**Your instructions:**
Down to the final line, reproduce the entries that follow exactly.

Component data from apps and pages:

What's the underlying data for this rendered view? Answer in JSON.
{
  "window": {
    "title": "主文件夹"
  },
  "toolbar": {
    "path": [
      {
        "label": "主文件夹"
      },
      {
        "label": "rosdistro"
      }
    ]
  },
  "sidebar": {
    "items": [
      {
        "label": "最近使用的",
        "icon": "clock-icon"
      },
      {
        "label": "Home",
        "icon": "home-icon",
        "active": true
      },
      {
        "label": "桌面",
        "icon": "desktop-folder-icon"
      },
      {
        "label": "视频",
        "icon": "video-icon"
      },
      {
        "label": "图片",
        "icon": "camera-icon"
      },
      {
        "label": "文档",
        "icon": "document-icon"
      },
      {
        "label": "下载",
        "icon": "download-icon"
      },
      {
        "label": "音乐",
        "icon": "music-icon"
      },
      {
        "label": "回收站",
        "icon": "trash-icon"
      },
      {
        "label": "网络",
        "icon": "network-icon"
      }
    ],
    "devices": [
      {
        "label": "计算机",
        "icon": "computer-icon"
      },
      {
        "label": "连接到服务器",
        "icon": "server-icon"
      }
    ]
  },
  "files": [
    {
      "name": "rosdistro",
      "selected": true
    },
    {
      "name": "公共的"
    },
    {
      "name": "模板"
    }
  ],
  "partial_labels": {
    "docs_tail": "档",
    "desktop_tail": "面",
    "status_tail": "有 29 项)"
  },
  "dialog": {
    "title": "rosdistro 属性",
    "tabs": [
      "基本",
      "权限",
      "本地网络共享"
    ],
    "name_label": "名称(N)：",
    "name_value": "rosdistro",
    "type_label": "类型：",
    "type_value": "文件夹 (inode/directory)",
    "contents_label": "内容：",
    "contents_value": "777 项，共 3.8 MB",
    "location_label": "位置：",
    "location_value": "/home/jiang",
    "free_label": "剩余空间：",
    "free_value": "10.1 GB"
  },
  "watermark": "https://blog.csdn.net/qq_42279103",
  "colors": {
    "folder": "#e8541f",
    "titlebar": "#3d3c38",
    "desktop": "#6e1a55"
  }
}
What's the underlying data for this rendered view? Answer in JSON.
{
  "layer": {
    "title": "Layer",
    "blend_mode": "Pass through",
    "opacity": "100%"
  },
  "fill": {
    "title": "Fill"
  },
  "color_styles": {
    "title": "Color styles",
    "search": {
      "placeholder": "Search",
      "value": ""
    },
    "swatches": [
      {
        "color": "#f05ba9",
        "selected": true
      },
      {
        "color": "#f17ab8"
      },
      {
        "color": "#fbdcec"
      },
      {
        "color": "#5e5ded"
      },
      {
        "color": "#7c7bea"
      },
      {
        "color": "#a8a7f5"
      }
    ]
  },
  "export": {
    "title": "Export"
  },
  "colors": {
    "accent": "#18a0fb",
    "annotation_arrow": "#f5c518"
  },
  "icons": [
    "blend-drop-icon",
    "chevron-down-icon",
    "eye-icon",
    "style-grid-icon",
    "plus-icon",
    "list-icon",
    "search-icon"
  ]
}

**Exercise output:**
What's the underlying data for this rendered view? Answer in JSON.
{
  "window": {
    "title": "主文件夹"
  },
  "toolbar": {
    "path": [
      {
        "label": "主文件夹"
      },
      {
        "label": "rosdistro"
      }
    ]
  },
  "sidebar": {
    "items": [
      {
        "label": "最近使用的",
        "icon": "clock-icon"
      },
      {
        "label": "Home",
        "icon": "home-icon",
        "active": true
      },
      {
        "label": "桌面",
        "icon": "desktop-folder-icon"
      },
      {
        "label": "视频",
        "icon": "video-icon"
      },
      {
        "label": "图片",
        "icon": "camera-icon"
      },
      {
        "label": "文档",
        "icon": "document-icon"
      },
      {
        "label": "下载",
        "icon": "download-icon"
      },
      {
        "label": "音乐",
        "icon": "music-icon"
      },
      {
        "label": "回收站",
        "icon": "trash-icon"
      },
      {
        "label": "网络",
        "icon": "network-icon"
      }
    ],
    "devices": [
      {
        "label": "计算机",
        "icon": "computer-icon"
      },
      {
        "label": "连接到服务器",
        "icon": "server-icon"
      }
    ]
  },
  "files": [
    {
      "name": "rosdistro",
      "selected": true
    },
    {
      "name": "公共的"
    },
    {
      "name": "模板"
    }
  ],
  "partial_labels": {
    "docs_tail": "档",
    "desktop_tail": "面",
    "status_tail": "有 29 项)"
  },
  "dialog": {
    "title": "rosdistro 属性",
    "tabs": [
      "基本",
      "权限",
      "本地网络共享"
    ],
    "name_label": "名称(N)：",
    "name_value": "rosdistro",
    "type_label": "类型：",
    "type_value": "文件夹 (inode/directory)",
    "contents_label": "内容：",
    "contents_value": "777 项，共 3.8 MB",
    "location_label": "位置：",
    "location_value": "/home/jiang",
    "free_label": "剩余空间：",
    "free_value": "10.1 GB"
  },
  "watermark": "https://blog.csdn.net/qq_42279103",
  "colors": {
    "folder": "#e8541f",
    "titlebar": "#3d3c38",
    "desktop": "#6e1a55"
  }
}
What's the underlying data for this rendered view? Answer in JSON.
{
  "layer": {
    "title": "Layer",
    "blend_mode": "Pass through",
    "opacity": "100%"
  },
  "fill": {
    "title": "Fill"
  },
  "color_styles": {
    "title": "Color styles",
    "search": {
      "placeholder": "Search",
      "value": ""
    },
    "swatches": [
      {
        "color": "#f05ba9",
        "selected": true
      },
      {
        "color": "#f17ab8"
      },
      {
        "color": "#fbdcec"
      },
      {
        "color": "#5e5ded"
      },
      {
        "color": "#7c7bea"
      },
      {
        "color": "#a8a7f5"
      }
    ]
  },
  "export": {
    "title": "Export"
  },
  "colors": {
    "accent": "#18a0fb",
    "annotation_arrow": "#f5c518"
  },
  "icons": [
    "blend-drop-icon",
    "chevron-down-icon",
    "eye-icon",
    "style-grid-icon",
    "plus-icon",
    "list-icon",
    "search-icon"
  ]
}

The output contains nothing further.